We contacted Erick, and although this is his career, he also does work for the cost of the prosthetics for situations like Cesar. He offered to come to Coban and assess him. Cesar and Erick met at our home in Coban where the assessment took place, and then Cesar returned to the city with Erick for 5 days where the prosthetics were built and he had some therapy and training for walking. The look on Cesar´s face when Erick told him that he would return from the city walking was incredible. Erick is also an amputee. He lost his leg in a motorcycle accident 20 years ago, so he is such a good advocate and encourager. When they can see an amputee working in a good career, but with such a generous heart to give back to his own people.

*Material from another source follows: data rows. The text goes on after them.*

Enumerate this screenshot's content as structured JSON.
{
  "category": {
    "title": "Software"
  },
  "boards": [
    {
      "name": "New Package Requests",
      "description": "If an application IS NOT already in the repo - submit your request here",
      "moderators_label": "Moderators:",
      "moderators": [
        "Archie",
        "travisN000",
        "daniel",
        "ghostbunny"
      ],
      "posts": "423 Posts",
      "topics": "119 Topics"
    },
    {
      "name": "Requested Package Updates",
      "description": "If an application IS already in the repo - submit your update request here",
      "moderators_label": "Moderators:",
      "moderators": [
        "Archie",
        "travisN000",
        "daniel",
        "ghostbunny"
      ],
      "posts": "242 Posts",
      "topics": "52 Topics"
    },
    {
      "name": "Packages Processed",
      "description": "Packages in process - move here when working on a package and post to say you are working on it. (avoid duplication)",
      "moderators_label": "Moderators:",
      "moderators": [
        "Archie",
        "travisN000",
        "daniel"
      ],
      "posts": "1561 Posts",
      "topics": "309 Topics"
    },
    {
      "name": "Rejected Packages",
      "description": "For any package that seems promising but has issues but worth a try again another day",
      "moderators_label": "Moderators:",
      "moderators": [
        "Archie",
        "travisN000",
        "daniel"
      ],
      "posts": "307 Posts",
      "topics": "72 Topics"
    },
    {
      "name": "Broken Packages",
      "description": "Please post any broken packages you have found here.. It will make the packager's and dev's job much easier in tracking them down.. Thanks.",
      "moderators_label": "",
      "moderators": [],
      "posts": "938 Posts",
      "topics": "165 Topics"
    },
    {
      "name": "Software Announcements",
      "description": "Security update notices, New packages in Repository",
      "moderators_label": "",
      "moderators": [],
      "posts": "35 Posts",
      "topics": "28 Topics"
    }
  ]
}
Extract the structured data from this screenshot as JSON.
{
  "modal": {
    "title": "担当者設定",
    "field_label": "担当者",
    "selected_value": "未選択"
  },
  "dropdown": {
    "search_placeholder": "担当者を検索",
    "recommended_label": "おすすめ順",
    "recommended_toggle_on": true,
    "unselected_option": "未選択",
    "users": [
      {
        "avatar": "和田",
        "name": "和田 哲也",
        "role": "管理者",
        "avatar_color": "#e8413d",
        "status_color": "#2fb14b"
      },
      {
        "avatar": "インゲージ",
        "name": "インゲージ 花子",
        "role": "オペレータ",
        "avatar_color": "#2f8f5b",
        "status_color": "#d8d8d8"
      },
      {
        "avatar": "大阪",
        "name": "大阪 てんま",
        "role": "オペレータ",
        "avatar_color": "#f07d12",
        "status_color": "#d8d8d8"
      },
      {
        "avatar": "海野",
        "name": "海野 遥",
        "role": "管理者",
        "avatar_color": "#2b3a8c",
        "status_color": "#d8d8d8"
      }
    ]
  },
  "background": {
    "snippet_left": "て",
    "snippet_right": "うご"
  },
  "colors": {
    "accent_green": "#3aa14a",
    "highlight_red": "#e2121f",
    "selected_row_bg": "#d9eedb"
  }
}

We returned Cesar back to his village last Monday. It was an emotional moment when he got out of the truck and walked into the home of his Mom. His boys 4 and 2 years old, at first were afraid of him. They had never seen their Dad at full height. As we sat in his Mom´s kitchen, one by one friends and neighbours came in to greet him and see his new legs. They had never seen such a thing. We were so blessed to have had a front row seat to this event. If you are able to help towards the cost of Cesar's prosthetics ($2400 USD) tax receiptable donation options can be found at the bottom of this email.
The second story is about the village of Santa Marta. We were invited to this village almost two years ago now, where we showed the film The Hope, in Qéqchí. It was well received and it was decided that they would be a good recipient of a maternity clinic. 125 families in this village and 3 midwives, but the clinic will serve 3 other villages. The rural nurse who visits once per month for each village, will now use the maternity clinic for his visits to all four villages. I have posted a photo of what the rural nurse used before for his visits. The people of the village of Santa Marta have been a real joy to work with.
Recently one of the leaders phoned Sergio, our interpreter and also a Pastor, and said that 5 families in the village want to become Christians. That they would like to be discipled and after this, start a Church.
They asked if it could be done outside of their community due to some persecution from some others in the village.
We said if they were willing to come all the way to our home, an hour and a half, we would open our home to them.
Last week hey studied for about 3 and a half hours with Sergio. They have never owned a Bible, and so we gave a gift of a Qéqchí Bible to each family. Sergio said they had lots of questions. It just blessed our hearts to look out on our deck and see 11 people so open and learning and hungry for the Word of God. They will come once per month for Bible Study.
They have received us and fed us many times in their village, and so it was a pleasure to host them and feed them, Canadian style, in our home.
Please pray for these new believers and pray for Sergio as he leads.
We had an opportunity to bring Gleaners food and our films to help another CTEN missionary, LynnAnn Murphy, in Huehuetenango, a northern department in Guatemala. We love to go and see other parts of Guatemala. Two very needy communities received the food and were very moved by the film Magdalena. We will be making arrangements for more food to be sent, as it was well received.
Blessings, Denis & Eileen